 The program(s) can be embodied on computer readable media, which can be non-transitory and can include one or more storage devices, articles of manufacture, or the like. Exemplary computer readable media include computer system memory, e.g. RAM (random access memory), ROM (read only memory); semiconductor memory, e.g. EPROM (erasable, programmable ROM), EEPROM (electrically erasable, programmable ROM), flash memory; magnetic or optical disks or tapes; and/or the like. The computer readable medium may also include computer to computer connections, for example, when data is transferred or provided over a network or another communications connection (either wired, wireless, or a combination thereof). Any combination(s) of the above examples is also included within the scope of the computer-readable media. It is therefore to be understood that the method can be at least partially performed by any electronic articles and/or devices capable of carrying out instructions corresponding to one or more steps of the disclosed method.
 It is to be understood that the foregoing is a description of one or more embodiments of the invention. The invention is not limited to the particular embodiment(s) disclosed herein, but rather is defined solely by the claims below. Furthermore, the statements contained in the foregoing description relate to particular embodiments and are not to be construed as limitations on the scope of the invention or on the definition of terms used in the claims, except where a term or phrase is expressly defined above. Various other embodiments and various changes and modifications to the disclosed embodiment(s) will become apparent to those skilled in the art.

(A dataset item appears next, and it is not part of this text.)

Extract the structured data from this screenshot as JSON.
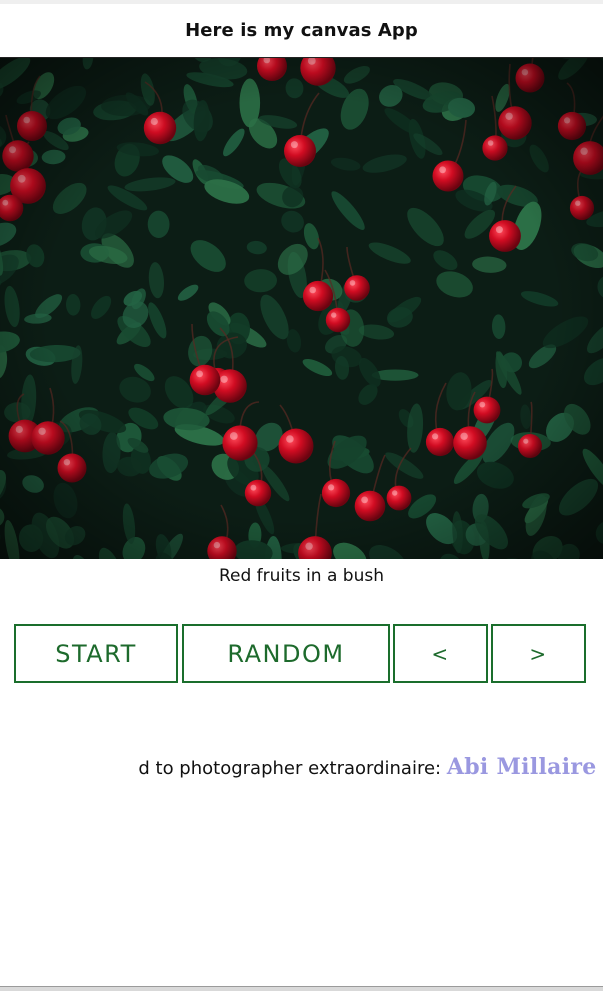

All such other embodiments, changes, and modifications are intended to come within the scope of the appended claims.
 As used in this specification and claims, the terms "e.g.," "for example," "for instance," "such as," and "like," and the verbs "comprising," "having," "including," and their other verb forms, when used in conjunction with a listing of one or more components or other items, are each to be construed as open-ended, meaning that the listing is not to be considered as excluding other, additional components or items. Other terms are to be construed using their broadest reasonable meaning unless they are used in a context that requires a different interpretation.
Patent applications by Gaurav Talwar, Farmington Hills, MI US
Patent applications by Robert D. Sims, Milford, MI US
Patent applications by GENERAL MOTORS LLC
Patent applications in class Detect speech in noise
Patent applications in all subclasses Detect speech in noise